Paul Krugman doesn’t live in the same world as the rest of America.  Every word he types, every “nuance” that he utters in the service of a worldview that misplaces its hope and drips contempt for anyone who believes not in the justice of redistribution and Keynesian economics, but in the power of the individual, and the government that would respect it, rather than restrain it, and every fantasy to empower the government he would worship tells us all that we need to know about him.  And that’s a good thing.

In a world where such a small person can lash out at people who can’t help but to be better than him, we can all count ourselves lucky that he and others like him not only reveal their true character, but their tragic lack of understanding.  It is good that such would-be tyrants, and others like him can show themselves without any modicum of self-reflection or shame, because then we are all put on notice of exactly who they are, and that all of us can fulfill one of the many duties we each have as citizens, and keep such people from gaining any more power than they already have by challenging all of the false assumptions and conclusions foisted upon us by people who let their jealousies blind them to the nature of evil, and the ability to discern what it is.  I thank God for the wisdom he gave to the Framers who made such that we had such freedoms, knowing full well the capacity for their abuse, and I thank the generations of men and women who made sacrifices to defend the flag that waves over all our heads today, and the guarantees we enjoy because of it.  And I thank God for those who looked upon the dust and rubble that settled over lower Manhattan on that day and put their lives on the line to make sure that Krugman, Bloomberg, and others could continue to show their contempt for the things that continue to make this country great.

Cross-posted at Taxes, Stupidity and Death.

UPDATE (Nice Deb):

Thanks, Biw, I was away this weekend, and I’m just now getting caught up.

Over at Big Government and Ace of Spades HQ, special attention has been paid to the weaselly last words of Krugman’s column:

“I’m not going to allow comments on this post, for obvious reasons.”

Larry O’Conner says:

If by “obvious reasons” he actually means “Because even the left-leaning readers of the New York Times will find this post inappropriate and tasteless and I can’t handle the shit-storm that will inevitably hit this page if I allow comments,” then yes, we understand.

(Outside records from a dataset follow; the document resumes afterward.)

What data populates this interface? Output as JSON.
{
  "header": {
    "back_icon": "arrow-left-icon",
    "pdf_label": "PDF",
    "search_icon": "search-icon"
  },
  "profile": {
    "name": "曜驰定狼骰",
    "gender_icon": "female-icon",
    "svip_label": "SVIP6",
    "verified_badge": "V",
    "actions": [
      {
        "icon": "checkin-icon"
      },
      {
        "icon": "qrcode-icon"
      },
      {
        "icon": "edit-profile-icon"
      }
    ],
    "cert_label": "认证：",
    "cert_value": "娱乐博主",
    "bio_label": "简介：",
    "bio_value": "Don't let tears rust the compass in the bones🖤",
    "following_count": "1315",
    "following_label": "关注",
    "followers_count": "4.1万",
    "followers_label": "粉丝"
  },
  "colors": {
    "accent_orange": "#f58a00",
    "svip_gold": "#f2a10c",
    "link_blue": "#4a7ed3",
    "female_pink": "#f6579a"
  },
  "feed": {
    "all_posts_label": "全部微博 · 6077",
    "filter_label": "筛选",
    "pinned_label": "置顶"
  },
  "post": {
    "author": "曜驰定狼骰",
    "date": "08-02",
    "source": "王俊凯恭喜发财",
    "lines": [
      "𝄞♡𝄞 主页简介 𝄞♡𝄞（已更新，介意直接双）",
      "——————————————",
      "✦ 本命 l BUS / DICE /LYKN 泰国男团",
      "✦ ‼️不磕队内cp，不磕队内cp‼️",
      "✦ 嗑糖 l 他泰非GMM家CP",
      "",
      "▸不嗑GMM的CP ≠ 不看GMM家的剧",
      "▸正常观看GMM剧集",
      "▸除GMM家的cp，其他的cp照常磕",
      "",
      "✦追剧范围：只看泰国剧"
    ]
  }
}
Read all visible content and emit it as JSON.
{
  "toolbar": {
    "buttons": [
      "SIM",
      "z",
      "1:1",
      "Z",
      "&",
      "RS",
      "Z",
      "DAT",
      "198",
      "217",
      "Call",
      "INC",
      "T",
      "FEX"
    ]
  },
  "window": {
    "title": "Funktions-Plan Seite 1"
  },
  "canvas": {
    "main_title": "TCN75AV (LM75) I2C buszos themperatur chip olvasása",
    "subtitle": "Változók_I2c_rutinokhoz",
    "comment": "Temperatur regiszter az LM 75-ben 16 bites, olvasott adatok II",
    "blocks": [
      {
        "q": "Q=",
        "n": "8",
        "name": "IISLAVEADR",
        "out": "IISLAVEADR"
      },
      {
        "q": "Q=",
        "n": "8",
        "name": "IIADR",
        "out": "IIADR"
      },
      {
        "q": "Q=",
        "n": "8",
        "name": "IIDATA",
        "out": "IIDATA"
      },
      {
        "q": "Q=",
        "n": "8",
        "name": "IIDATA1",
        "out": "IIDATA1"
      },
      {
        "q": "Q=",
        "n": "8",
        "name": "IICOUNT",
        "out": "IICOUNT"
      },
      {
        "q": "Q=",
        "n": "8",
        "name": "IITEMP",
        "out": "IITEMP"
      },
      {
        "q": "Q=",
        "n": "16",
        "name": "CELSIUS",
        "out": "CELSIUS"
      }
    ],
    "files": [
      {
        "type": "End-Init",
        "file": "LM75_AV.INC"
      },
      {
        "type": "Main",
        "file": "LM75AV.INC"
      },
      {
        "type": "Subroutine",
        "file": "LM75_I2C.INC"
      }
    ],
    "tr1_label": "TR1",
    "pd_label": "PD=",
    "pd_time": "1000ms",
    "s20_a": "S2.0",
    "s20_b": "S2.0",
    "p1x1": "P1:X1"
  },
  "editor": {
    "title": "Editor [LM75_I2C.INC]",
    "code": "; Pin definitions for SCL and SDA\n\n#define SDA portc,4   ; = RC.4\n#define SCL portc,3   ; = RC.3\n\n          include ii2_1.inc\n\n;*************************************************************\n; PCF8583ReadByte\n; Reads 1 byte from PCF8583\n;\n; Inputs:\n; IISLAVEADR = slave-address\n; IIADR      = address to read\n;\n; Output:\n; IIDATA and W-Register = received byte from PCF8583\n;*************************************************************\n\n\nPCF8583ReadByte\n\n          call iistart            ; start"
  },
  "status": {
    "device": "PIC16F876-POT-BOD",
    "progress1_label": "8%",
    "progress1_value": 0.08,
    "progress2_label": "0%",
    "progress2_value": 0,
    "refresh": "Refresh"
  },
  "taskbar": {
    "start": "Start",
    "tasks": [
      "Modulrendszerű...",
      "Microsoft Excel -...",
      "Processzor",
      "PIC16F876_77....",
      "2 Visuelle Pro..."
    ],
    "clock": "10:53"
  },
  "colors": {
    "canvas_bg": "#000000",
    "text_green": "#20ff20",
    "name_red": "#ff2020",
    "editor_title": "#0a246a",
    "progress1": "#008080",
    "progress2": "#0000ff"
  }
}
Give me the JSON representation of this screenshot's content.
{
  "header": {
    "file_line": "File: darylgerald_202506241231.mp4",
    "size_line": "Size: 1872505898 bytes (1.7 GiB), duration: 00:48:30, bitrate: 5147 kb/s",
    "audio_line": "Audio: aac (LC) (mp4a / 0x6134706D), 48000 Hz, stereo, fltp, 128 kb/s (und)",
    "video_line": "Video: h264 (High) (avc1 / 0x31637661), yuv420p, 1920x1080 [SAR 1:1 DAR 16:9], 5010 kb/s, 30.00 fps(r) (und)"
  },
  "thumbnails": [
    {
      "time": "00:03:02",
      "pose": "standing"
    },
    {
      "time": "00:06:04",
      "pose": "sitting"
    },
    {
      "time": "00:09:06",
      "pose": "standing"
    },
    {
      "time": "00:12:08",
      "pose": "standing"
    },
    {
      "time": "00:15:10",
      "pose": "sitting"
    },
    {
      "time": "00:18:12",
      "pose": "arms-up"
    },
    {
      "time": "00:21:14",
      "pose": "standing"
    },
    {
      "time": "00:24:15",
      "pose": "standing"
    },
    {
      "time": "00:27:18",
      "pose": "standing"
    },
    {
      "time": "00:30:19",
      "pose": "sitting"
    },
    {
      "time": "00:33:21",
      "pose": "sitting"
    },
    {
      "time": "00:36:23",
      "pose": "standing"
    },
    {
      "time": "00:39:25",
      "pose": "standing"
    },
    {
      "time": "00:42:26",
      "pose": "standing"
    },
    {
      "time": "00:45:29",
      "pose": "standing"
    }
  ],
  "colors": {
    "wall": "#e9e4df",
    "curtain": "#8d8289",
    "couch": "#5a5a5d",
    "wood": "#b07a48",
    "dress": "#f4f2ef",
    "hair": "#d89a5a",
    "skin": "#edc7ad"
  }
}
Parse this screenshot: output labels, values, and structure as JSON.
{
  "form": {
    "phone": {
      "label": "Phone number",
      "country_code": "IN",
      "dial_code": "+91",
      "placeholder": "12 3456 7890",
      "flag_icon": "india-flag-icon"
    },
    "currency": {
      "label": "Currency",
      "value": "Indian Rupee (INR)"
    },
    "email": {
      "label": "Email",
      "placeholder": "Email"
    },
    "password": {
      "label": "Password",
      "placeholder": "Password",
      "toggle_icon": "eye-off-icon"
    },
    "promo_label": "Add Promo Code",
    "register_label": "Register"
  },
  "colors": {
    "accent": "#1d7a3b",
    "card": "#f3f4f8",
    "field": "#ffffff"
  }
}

But here at Big Journalism we have no such concern.

Ace:

If al-Krugman won’t open his comments, why, I guess we should just open ours. Let ‘er rip, morons.

My own feelings:

The hard left will forever be enraged that 9/11 happened during a Republican’s watch, and they will never forgive the Republicans who were in charge because they showed strength and character when it was needed most. They deeply resent the fact that Republicans benefited politically from 9/11 because they see everything as an opportunity to politically game events to their advantage. Everything is about power with these people. Everything.

The hurt  feelings of these disgruntled vermin persist to this day, which is why some of them loathe  the idea of memorializing 9/11.

Linked by Michelle Malkin in Buzzworthy,  and Doug Ross in Larwyn’s links, thanks!

Rigid, Inflexible Ideologue Pushes Us Closer To Financialgeddon!

We been hearing a lot about inflexible ideologues holding us hostage over this debt ceiling “crisis”, and how childish they are, and how they are terrorists who are taking hostages as part of this process.

Yesterday, they struck again.

It really is amazing just how small of stature some people are.  It must be difficult in among the shadows who are leading from behind with a plan that they dare not clearly present for fear of rejection, and it must be even harder for poor little Harry.  Am I the only one who thinks that without the shoes he clearly has trouble filling, no one would give him another thought five minutes after he speaks?